Work item: State how many lines in these records contain the word "senin", and nothing else.
● ● ● ● ●
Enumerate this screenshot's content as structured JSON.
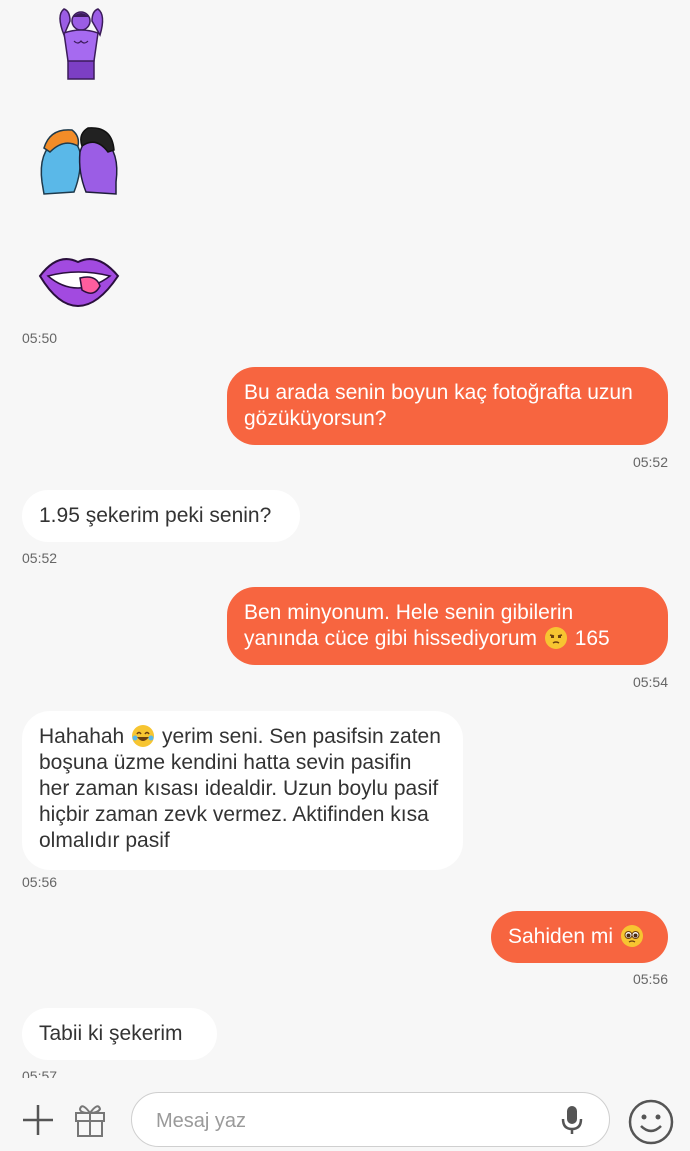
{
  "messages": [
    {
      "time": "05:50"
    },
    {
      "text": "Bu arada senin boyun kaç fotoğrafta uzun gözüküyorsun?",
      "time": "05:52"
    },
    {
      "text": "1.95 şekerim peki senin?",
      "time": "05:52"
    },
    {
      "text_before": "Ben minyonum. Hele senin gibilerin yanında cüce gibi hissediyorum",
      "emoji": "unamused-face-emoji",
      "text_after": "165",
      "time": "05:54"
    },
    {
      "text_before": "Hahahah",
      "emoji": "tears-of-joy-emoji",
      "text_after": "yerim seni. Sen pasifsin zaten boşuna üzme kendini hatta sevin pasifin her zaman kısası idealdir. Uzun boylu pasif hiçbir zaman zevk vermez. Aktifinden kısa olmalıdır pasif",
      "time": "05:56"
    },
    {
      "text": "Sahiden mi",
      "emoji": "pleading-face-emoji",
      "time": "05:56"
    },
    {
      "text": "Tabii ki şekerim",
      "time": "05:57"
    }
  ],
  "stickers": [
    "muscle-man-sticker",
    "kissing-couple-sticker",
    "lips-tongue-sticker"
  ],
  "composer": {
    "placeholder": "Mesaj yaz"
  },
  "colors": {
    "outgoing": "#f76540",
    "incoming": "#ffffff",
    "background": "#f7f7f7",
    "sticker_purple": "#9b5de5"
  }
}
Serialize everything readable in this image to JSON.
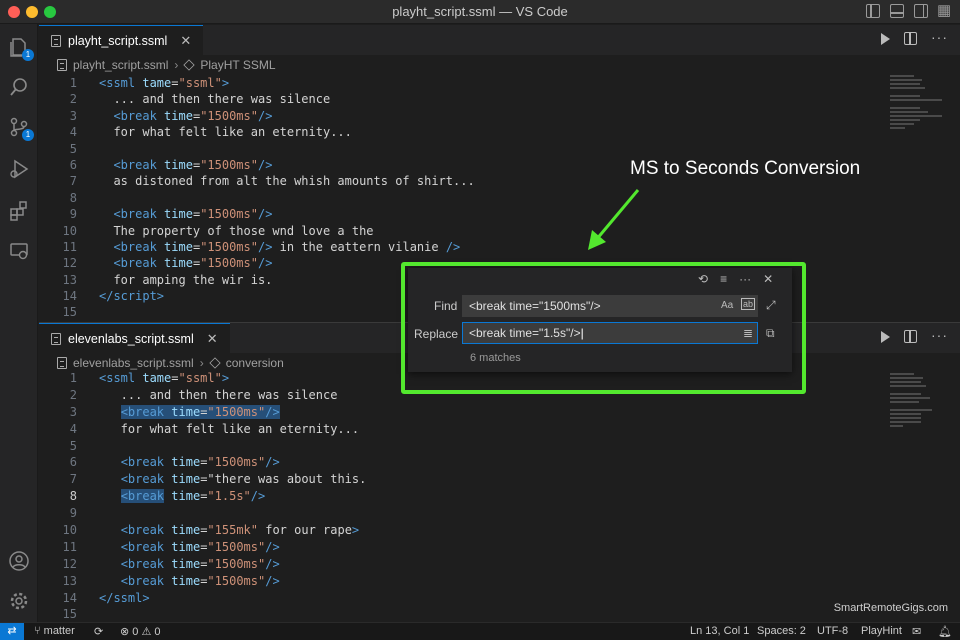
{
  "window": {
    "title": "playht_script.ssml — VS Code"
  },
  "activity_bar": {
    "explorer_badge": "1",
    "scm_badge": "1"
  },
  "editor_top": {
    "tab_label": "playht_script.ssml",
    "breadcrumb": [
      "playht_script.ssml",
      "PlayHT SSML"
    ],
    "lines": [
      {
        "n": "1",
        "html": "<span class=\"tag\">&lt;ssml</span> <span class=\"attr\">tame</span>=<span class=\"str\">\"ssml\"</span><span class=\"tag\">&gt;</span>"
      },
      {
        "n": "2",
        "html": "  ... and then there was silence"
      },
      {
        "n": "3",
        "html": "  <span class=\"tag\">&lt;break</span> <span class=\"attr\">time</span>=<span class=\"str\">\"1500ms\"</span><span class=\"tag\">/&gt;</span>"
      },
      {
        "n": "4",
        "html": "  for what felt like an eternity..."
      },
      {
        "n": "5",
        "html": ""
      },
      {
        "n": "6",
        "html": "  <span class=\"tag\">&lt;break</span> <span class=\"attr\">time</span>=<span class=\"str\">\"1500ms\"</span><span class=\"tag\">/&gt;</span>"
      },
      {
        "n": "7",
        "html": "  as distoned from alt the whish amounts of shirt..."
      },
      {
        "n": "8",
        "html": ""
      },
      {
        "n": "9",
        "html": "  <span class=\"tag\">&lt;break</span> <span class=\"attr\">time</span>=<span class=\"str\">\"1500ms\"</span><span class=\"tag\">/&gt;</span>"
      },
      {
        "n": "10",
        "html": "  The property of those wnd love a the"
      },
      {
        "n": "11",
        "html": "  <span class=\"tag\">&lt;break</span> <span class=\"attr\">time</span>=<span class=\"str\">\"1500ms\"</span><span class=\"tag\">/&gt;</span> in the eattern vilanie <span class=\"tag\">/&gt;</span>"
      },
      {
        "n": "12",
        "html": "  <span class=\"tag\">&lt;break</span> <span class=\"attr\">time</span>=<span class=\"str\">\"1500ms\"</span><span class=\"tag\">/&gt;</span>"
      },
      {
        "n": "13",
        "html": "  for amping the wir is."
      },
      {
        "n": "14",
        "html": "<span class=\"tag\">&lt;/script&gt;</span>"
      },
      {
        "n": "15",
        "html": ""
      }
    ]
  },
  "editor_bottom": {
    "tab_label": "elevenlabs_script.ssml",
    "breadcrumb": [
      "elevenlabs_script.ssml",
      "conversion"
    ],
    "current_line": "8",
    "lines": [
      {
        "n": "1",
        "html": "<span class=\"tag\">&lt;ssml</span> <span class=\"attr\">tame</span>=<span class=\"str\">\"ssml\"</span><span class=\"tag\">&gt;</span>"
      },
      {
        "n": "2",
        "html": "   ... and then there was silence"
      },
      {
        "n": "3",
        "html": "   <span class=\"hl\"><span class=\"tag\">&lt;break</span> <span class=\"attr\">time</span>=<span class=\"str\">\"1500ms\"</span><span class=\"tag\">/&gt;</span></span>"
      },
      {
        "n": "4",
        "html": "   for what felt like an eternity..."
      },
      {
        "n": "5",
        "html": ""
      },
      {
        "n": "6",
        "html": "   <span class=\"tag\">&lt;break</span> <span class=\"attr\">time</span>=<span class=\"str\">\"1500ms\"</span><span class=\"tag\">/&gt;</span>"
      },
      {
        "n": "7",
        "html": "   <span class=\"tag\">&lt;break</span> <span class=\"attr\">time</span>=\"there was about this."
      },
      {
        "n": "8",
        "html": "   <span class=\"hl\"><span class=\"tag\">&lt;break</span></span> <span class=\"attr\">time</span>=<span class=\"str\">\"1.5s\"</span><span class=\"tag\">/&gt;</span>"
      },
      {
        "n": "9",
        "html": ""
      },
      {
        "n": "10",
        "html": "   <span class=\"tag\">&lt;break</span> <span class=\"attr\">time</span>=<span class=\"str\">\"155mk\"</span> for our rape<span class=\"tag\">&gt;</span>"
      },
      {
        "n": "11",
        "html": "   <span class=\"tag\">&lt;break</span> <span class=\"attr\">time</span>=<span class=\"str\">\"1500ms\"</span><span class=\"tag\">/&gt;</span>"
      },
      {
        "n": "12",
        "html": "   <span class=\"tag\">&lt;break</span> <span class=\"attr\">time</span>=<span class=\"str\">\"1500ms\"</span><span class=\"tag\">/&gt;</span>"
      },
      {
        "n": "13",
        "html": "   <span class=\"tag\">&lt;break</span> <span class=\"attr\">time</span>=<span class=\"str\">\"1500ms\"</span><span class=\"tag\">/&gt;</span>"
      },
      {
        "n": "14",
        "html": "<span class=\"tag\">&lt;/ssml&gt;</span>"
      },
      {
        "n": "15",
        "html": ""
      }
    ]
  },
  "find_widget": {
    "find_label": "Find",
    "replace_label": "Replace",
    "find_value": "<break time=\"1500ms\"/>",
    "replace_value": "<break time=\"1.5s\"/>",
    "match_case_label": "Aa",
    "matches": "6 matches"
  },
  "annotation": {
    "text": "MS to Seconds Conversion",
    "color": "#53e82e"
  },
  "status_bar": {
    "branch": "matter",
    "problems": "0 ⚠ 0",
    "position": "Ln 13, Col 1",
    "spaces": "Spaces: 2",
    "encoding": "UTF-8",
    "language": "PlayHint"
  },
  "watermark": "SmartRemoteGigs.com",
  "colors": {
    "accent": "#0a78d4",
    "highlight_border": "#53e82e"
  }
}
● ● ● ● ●
Task output: 3